The task ▸ Would you copy all lines in the data that contain the word "Password"?

Records provided below:

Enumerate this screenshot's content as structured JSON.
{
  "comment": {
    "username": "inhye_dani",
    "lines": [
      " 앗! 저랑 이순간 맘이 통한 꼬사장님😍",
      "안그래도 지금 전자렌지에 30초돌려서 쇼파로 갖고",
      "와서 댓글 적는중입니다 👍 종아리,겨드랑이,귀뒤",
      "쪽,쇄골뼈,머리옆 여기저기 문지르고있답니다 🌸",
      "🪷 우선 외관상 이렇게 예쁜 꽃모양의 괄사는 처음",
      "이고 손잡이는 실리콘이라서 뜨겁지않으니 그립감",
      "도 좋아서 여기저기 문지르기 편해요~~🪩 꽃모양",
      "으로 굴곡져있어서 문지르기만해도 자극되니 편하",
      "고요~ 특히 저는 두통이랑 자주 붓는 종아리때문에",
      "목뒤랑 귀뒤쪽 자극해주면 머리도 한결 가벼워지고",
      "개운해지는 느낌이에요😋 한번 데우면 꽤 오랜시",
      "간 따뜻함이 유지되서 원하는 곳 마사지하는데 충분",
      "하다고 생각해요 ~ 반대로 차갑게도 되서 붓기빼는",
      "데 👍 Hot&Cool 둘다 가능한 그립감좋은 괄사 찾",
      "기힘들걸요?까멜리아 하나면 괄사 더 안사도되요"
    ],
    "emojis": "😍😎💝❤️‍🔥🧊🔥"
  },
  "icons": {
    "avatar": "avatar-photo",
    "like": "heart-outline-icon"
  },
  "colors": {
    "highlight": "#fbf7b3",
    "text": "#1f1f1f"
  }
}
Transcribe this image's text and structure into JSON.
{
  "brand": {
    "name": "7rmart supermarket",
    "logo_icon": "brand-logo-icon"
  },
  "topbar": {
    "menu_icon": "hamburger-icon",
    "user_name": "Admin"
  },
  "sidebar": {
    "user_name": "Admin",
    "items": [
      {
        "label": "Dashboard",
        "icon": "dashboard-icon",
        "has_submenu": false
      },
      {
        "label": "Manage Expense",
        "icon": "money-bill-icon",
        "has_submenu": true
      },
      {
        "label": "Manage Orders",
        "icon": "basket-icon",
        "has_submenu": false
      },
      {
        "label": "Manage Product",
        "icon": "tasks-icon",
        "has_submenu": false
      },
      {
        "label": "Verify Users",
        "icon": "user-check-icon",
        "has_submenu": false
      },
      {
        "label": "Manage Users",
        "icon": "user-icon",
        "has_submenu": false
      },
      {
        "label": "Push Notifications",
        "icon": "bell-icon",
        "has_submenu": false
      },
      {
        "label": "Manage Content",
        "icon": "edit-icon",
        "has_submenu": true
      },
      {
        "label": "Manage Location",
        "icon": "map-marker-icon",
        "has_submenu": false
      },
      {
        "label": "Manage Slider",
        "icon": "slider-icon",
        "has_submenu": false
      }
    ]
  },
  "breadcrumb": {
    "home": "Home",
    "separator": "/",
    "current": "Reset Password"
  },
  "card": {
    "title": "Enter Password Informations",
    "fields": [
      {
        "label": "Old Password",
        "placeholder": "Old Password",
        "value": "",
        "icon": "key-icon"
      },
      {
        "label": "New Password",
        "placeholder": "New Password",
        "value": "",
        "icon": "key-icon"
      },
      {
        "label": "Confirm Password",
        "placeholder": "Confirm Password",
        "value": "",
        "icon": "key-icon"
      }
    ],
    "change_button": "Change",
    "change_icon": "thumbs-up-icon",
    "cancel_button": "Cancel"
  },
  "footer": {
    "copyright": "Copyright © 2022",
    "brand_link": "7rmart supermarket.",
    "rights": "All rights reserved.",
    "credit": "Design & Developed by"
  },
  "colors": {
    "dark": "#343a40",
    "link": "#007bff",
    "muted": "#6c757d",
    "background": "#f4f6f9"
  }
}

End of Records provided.

Problem solution ▸
    "current": "Reset Password"
    "title": "Enter Password Informations",
        "label": "Old Password",
        "placeholder": "Old Password",
        "label": "New Password",
        "placeholder": "New Password",
        "label": "Confirm Password",
        "placeholder": "Confirm Password",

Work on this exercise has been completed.